Hungary's Orban 'agrees' with fans booing kneeling Irish footballers

Hungary's Orban 'agrees' with fans booing kneeling Irish footballers

FILE PHOTO: Hungarian PM Orban attends a business conference in Budapest
Hungarian Prime Minister Viktor Orban addresses a business conference in Budapest on Jun 9, 2021. (File photo: Reuters/Bernadett Szabo)

BUDAPEST: Hungarian Prime Minister Viktor Orban on Thursday (Jun 10) defended his country's football fans who booed the Ireland team as they took a knee before a Euro 2020 warm-up game in Budapest.

Before the game on Tuesday, sections of the crowd at the Szusza Ferenc Stadium in the Hungarian capital booed the Irish players for kneeling to highlight the issue of racial injustice.

"If you are a guest in a country, then understand its culture, and don't provoke the locals, don't provoke the host if you visit as a guest," Orban told a press conference in Budapest.

The fiercely anti-immigration leader said that he "agreed" with the Hungarian fans who booed, and that kneeling in protest "has no place on a sports field".

"We can't interpret this gesture in any other way, looking at it from our cultural point of view it's an incomprehensible thing, a provocation," he said.

"The fans reacted as fans generally do if they are provoked, they don't always choose the most elegant way to do it, but you have to understand the cause."

Premier League players in England have been going down on one knee before kick-off since George Floyd, who was black, was killed by a white police officer in the United States last year.

READ: Hungary held to 0-0 draw by Ireland in Euro 2020 warm-up

READ: Fans booing players taking a knee shows racism still a problem, says Henderson

Orban, 58, said that "the interpretation of the gesture depends on each culture".

"If we look at who found it out, or how it emerged, we see that it started in slave-owning countries ... which Hungary never was," he said.

"It doesn't help to bring that heavy moral historical burden onto a football pitch, it doesn't liberate them from it ... this is not a solution."
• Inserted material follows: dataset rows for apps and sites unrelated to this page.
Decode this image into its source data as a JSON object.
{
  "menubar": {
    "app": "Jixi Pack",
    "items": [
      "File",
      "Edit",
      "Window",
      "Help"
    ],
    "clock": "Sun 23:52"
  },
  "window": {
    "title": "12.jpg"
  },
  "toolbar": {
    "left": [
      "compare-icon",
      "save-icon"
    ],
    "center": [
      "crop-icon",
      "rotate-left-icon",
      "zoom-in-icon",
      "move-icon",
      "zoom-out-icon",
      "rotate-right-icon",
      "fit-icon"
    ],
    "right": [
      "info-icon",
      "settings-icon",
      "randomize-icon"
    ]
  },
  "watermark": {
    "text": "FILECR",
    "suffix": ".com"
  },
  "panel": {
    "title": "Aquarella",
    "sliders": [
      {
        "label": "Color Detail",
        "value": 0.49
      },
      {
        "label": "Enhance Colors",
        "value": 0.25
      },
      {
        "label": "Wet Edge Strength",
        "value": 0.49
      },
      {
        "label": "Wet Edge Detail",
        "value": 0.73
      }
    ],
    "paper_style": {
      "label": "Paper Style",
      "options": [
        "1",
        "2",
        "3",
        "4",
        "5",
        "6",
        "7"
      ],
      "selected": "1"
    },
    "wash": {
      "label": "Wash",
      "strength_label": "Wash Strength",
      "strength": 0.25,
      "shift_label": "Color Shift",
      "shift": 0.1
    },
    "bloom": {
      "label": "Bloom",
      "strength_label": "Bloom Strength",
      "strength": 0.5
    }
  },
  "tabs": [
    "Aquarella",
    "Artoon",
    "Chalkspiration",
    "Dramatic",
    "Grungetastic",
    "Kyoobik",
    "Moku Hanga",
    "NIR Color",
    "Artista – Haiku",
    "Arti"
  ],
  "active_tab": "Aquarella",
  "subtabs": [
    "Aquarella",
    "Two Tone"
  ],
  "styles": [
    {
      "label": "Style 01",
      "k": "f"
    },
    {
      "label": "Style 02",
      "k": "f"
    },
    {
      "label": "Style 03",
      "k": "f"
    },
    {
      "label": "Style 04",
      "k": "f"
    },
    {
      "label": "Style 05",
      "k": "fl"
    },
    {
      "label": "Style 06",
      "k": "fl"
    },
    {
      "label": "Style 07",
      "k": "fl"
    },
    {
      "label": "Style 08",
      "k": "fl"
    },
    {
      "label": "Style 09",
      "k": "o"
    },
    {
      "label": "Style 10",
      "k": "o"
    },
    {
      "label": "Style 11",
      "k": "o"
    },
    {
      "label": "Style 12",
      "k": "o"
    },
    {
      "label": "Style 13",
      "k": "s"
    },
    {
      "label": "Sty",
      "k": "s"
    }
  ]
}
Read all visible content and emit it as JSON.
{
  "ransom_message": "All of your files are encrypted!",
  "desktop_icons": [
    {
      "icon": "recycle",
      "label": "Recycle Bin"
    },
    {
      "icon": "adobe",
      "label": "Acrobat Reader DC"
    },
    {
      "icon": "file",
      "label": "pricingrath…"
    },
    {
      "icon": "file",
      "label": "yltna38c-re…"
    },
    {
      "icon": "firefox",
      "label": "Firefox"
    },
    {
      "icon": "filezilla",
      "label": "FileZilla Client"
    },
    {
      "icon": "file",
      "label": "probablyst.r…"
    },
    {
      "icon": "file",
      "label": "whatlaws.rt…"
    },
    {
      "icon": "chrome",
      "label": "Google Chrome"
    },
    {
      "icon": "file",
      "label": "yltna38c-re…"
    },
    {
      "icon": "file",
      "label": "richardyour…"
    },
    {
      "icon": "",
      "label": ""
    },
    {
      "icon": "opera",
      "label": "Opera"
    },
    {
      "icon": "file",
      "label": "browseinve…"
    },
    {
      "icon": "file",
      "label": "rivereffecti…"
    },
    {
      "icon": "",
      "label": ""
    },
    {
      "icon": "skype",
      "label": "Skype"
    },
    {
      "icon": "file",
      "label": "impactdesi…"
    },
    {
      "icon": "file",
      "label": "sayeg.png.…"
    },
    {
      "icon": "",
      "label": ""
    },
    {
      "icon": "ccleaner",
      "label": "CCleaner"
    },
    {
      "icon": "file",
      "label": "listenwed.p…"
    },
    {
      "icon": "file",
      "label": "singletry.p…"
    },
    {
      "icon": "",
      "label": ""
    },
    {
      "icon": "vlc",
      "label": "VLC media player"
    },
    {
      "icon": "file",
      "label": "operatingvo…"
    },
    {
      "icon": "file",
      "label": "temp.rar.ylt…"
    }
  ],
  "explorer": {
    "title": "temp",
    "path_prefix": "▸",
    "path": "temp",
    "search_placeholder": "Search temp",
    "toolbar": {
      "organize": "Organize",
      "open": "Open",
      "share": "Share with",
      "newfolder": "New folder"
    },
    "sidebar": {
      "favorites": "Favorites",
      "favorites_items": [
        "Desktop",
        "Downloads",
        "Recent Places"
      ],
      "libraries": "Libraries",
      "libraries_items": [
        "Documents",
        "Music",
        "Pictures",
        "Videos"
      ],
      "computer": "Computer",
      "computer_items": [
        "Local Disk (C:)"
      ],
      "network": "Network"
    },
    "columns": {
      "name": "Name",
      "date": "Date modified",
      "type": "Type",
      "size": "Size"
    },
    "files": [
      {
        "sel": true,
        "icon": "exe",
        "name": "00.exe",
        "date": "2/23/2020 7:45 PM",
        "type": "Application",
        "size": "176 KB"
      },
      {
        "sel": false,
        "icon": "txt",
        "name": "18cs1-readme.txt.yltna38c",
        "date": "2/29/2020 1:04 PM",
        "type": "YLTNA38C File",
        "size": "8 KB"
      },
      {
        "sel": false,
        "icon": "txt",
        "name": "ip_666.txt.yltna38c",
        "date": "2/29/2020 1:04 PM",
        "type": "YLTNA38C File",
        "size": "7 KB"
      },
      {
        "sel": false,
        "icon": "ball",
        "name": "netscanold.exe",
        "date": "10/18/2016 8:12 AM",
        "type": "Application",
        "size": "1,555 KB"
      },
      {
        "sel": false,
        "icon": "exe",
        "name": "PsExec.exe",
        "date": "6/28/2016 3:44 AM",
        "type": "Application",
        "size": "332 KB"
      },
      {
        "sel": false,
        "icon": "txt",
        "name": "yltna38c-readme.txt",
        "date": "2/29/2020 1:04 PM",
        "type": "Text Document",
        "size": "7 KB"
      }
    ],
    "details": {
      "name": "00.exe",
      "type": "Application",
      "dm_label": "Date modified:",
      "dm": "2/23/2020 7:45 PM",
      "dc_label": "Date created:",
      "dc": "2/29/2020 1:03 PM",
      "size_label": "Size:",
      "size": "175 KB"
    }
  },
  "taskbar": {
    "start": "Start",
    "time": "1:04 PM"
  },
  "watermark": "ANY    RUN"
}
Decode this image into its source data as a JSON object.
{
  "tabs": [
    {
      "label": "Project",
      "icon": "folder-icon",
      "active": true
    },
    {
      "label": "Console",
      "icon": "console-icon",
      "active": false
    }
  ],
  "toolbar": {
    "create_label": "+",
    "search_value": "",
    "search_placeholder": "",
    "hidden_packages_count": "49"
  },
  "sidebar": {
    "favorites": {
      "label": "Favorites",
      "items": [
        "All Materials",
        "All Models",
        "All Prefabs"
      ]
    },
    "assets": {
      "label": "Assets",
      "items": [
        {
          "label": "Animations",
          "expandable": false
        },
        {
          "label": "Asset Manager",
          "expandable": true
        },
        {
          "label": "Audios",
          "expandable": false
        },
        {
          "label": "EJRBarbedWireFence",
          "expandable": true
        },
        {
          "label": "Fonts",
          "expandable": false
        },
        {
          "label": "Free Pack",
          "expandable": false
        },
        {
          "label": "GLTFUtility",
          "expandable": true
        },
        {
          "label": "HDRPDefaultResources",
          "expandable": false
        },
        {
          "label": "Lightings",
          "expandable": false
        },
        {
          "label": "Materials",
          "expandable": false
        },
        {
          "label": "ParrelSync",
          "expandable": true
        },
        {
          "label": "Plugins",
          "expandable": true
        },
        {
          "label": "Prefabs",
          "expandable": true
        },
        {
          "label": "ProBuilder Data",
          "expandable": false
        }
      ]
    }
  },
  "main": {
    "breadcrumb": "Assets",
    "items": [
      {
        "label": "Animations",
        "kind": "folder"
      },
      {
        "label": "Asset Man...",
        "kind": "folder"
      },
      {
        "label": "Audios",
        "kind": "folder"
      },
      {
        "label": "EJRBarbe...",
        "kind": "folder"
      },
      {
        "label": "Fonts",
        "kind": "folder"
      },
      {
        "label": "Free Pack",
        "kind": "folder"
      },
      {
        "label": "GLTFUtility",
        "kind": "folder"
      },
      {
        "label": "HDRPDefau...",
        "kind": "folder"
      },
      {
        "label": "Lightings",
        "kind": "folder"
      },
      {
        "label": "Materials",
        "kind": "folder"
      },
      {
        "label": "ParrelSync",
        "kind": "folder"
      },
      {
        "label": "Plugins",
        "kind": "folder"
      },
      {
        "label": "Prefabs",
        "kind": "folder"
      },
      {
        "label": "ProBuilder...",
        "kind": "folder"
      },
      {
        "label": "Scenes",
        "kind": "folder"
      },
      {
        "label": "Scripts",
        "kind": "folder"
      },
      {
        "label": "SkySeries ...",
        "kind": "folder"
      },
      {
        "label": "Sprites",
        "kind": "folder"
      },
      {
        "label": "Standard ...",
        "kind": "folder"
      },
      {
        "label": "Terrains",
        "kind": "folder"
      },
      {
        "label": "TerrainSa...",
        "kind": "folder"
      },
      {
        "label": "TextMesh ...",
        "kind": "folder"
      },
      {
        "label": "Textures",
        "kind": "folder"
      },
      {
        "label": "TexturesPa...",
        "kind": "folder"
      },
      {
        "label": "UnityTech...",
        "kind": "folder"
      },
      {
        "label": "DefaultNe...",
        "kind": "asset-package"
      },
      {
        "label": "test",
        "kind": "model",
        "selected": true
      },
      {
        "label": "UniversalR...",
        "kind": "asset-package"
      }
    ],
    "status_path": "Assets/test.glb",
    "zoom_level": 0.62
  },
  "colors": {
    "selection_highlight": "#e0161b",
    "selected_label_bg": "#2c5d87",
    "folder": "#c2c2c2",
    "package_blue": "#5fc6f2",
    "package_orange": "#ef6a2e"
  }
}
After Tuesday's game - which ended in a 0-0 draw - Ireland coach Stephen Kenny called the booing "incomprehensible".

"It must be damaging for Hungary with the Euros in Hungary. It's disappointing and it doesn't reflect well on Hungary and the Hungarian support," he told reporters.

"We weren't expecting that ... It is for a good cause and we want to stop racism," said Ireland striker Adam Idah.

At the delayed Euro 2020 tournament which begins on Friday, Hungary play titleholders Portugal on Jun 15 and world champions France on Jun 19 at the Puskas Arena in Budapest, before facing Germany in Munich on Jun 23.

Packed stands are expected at the Puskas Arena, the only one of the 11 Euro 2020 stadiums not to limit fan numbers.

Source: AFP/kg